Audi A4 saloon driving position
You won’t have many issues getting comfortable thanks to a generous range of seat and steering wheel adjustment. Sport, S line and S4 models have more heavily bolstered seats than the entry-level SE, and so hold you in place more securely through corners.
However, we’d recommend you add adjustable lumbar support if going for SE or Sport trim to help keep your posture good on long journeys and ward off potential back problems. S line models and above get this important feature as standard, while fully electric seats are optional on all models apart from the S4, which gets that as standard.
The A4’s minimalist dashboard is simple and easy to get the hang of, and the optional Virtual Cockpit – which places a 12.3in LCD display where you’d otherwise find the analogue instrument dials – makes it even easier to control the myriad of systems at your fingertips.
Audi A4 saloon visibility
Forward visibility is good but, as is the case with many saloons, the over-the-shoulder view isn’t ideal. Fortunately, all models come with parking sensors at the rear to help out with reversing, and the optional Parking Plus system brings front sensors and opens up the option to add a reversing camera if you want visual affirmation there are no obstacles behind you.
The Parking Assistance Pack is a much pricier alternative and treats you to a 360-degree bird’s eye view of the car and can even steer you into a space. It’s only really worth considering if you’re especially nervous about parking, though.
Blind-spot monitoring is also available as an option, as is Exit Warning – a system that monitors the rear side of your stationary A4 and alerts you via a small warning light about approaching vehicles or cyclists, so that you don’t open your door.
Audi A4 saloon infotainment
One of the main reasons for avoiding entry-level SE trim is the absence of sat-nav. You can add it as an option, but we think you’d be better off putting that cash towards an upgrade to Sport trim.

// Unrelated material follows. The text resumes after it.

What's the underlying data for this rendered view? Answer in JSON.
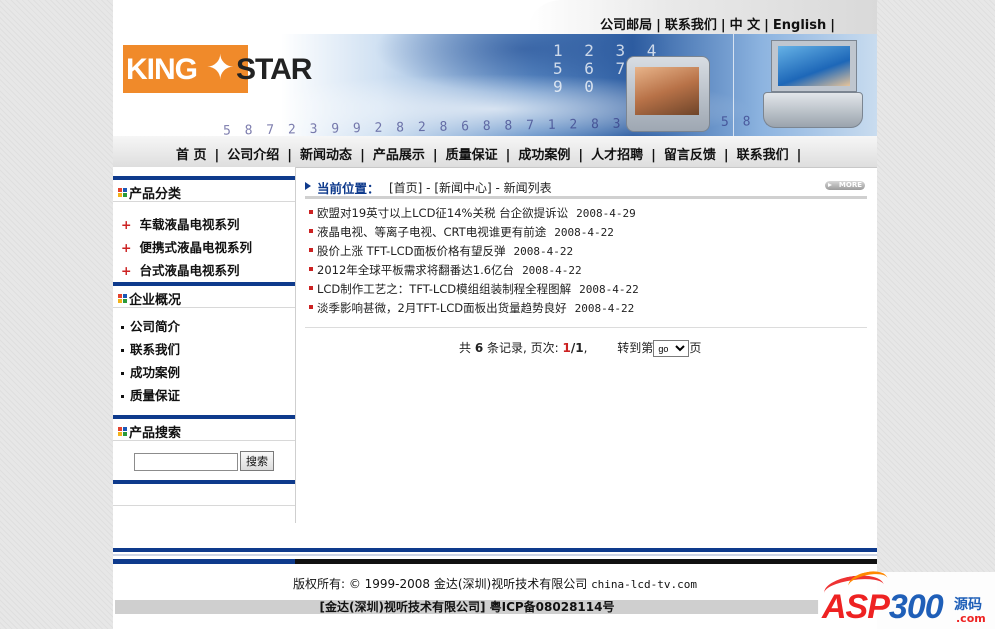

The most basic SD card-based sat-nav – fitted to Sport and S line versions – gets a 7.0in screen and is controlled using a rotary dial positioned between the front seats; you twist to scroll through the on-screen menus and press down to select an option. There are also some handy shortcut keys to take you straight to commonly used functions.
All A4s get Bluetooth, a DAB radio, voice control and two USB ports. If you’ve chosen to add the optional Virtual Cockpit, as we’d recommend, much of this information will also be displayed on a giant 12.3in display where you’d usually expect to find the analogue instrument dials.
The optional Technology Pack brings a larger 8.3in screen along with online traffic updates, a 10GB hard drive to store your music on and a touch-sensitive control pad on top of the rotary dial, which can decipher your handwriting to provide another method of inputting addresses. This comes as standard on S4 models.
Audi A4 saloon build quality
The A4’s dashboard, and its interior as a whole, is a smorgasbord of soft-touch materials and well-damped switches; harder plastics are few and far between and kept well out of the way in areas you rarely come into contact with.
Real metal trims on the centre console and wood veneer across the dashboard add to the cabin's ambience, and the overall fit and finish is a grade or two above every other car in this class, with minuscule panel gaps throughout the interior. The rotary controller for the MMI infotainment system has a particularly satisfying action, while the muted thud each time you close a door cements the impression of solidity.